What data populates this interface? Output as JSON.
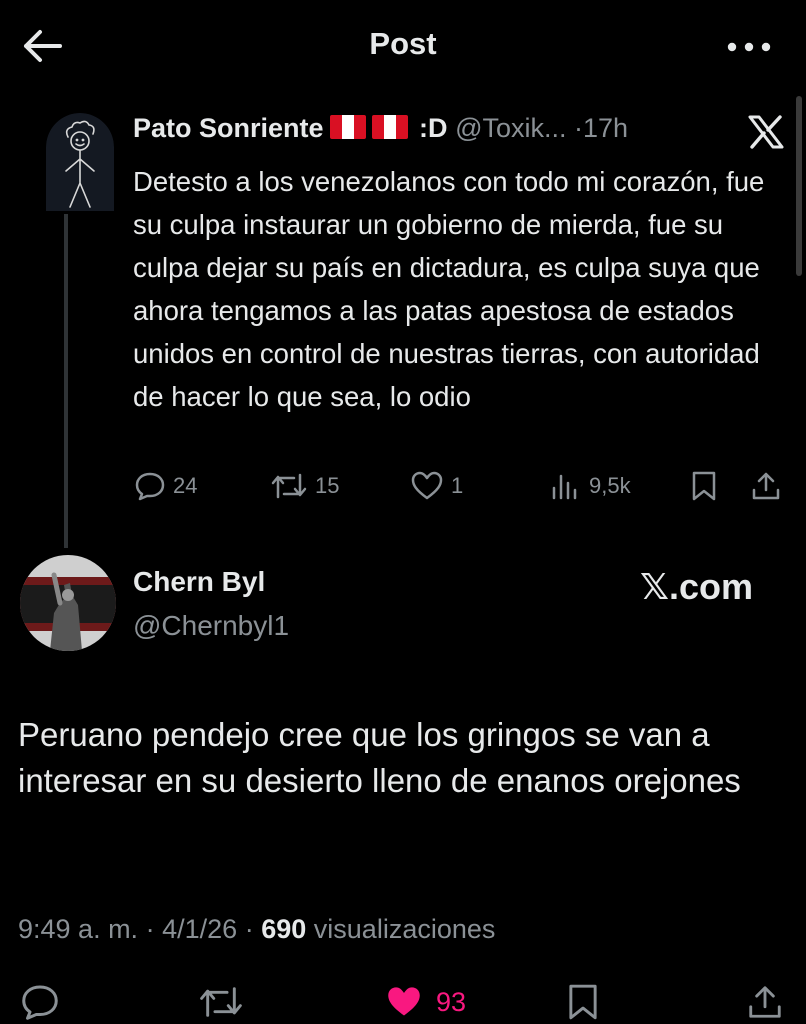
{
  "topbar": {
    "title": "Post"
  },
  "quoted_post": {
    "author_name": "Pato Sonriente",
    "name_suffix": ":D",
    "handle": "@Toxik...",
    "separator": "·",
    "time": "17h",
    "body": "Detesto a los venezolanos con todo mi corazón, fue su culpa instaurar un gobierno de mierda, fue su culpa dejar su país en dictadura, es culpa suya que ahora tengamos a las patas apestosa de estados unidos en control de nuestras tierras, con autoridad de hacer lo que sea, lo odio",
    "stats": {
      "replies": "24",
      "reposts": "15",
      "likes": "1",
      "views": "9,5k"
    },
    "icons": [
      "reply-icon",
      "repost-icon",
      "like-icon",
      "views-icon",
      "bookmark-icon",
      "share-icon"
    ]
  },
  "post": {
    "author_name": "Chern Byl",
    "handle": "@Chernbyl1",
    "source": "𝕏.com",
    "body": "Peruano pendejo cree que los gringos se van a interesar en su desierto lleno de enanos orejones",
    "time": "9:49 a. m.",
    "sep1": "·",
    "date": "4/1/26",
    "sep2": "·",
    "views_count": "690",
    "views_label": "visualizaciones",
    "likes": "93"
  },
  "colors": {
    "background": "#000000",
    "text": "#e7e9ea",
    "muted": "#8b9196",
    "like": "#f91880"
  }
}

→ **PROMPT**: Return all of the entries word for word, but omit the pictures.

→ **SOLUTION TO THE PROBLEM**:
What data populates this interface? Output as JSON.
{
  "topbar": {
    "title": "Post"
  },
  "quoted_post": {
    "author_name": "Pato Sonriente",
    "name_suffix": ":D",
    "handle": "@Toxik...",
    "separator": "·",
    "time": "17h",
    "body": "Detesto a los venezolanos con todo mi corazón, fue su culpa instaurar un gobierno de mierda, fue su culpa dejar su país en dictadura, es culpa suya que ahora tengamos a las patas apestosa de estados unidos en control de nuestras tierras, con autoridad de hacer lo que sea, lo odio",
    "stats": {
      "replies": "24",
      "reposts": "15",
      "likes": "1",
      "views": "9,5k"
    },
    "icons": [
      "reply-icon",
      "repost-icon",
      "like-icon",
      "views-icon",
      "bookmark-icon",
      "share-icon"
    ]
  },
  "post": {
    "author_name": "Chern Byl",
    "handle": "@Chernbyl1",
    "source": "𝕏.com",
    "body": "Peruano pendejo cree que los gringos se van a interesar en su desierto lleno de enanos orejones",
    "time": "9:49 a. m.",
    "sep1": "·",
    "date": "4/1/26",
    "sep2": "·",
    "views_count": "690",
    "views_label": "visualizaciones",
    "likes": "93"
  },
  "colors": {
    "background": "#000000",
    "text": "#e7e9ea",
    "muted": "#8b9196",
    "like": "#f91880"
  }
}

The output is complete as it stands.